Domestically, the challenges are even more daunting. The National Action Plan has become something of a running joke: the plan is more of a wish list and its implementation is more wishful than real. Indeed, a case can be made for a review of NAP itself, to make it more focused and to assess how its implementation can be improved. Coordination between the civilian and military leaderships, across the provinces and between the tiers of government, is an obvious impediment. All sides bear some responsibility for the situation. The military leadership’s militarised approach to security and partial politicisation of counterterrorism operations, especially in Sindh, has blocked effective coordination with the civilians. Meanwhile, the federal government continues to send mixed signals on the militancy issue and appears in denial of the true dimensions of the problem. When senior government ministers publicly contradict the known sectarian and religious dimensions of militancy, can the government really steer the anti-militancy problem effectively?

Finally, there is a need to reiterate what is at stake and the parameters within which the state must conduct itself. On this, Prime Minister Nawaz Sharif is right: the attack on the shrine of Lal Shahbaz Qalandar is an attack on the ideology of Pakistan and the vision of Mohammad Ali Jinnah. What the militants seek is not just the overthrow of the state, but the very rejection of a tolerant, peaceful and inclusive Pakistan. Theirs is an ideology of hate and it involves robbing this country and its people of their very essence. Jinnah’s Pakistan stands for the peaceful coexistence of all and a celebration of diversity. It must be the bedrock of all state action, even against militants.

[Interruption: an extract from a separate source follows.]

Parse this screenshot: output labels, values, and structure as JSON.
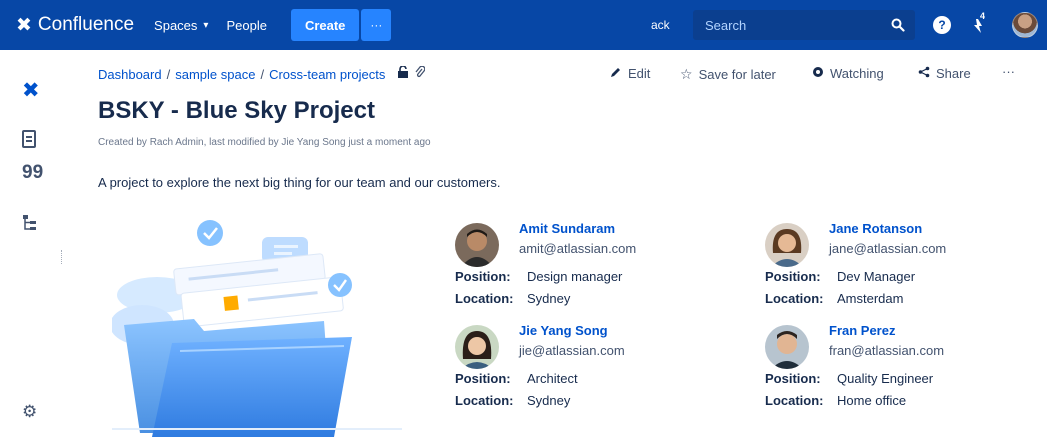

The violence unleashed by the state in response to the recent attacks is therefore disturbing — militancy must be fought decisively, but it must be fought while maintaining the moral vision of the country’s founding father.

Published in Dawn, February 18th, 2017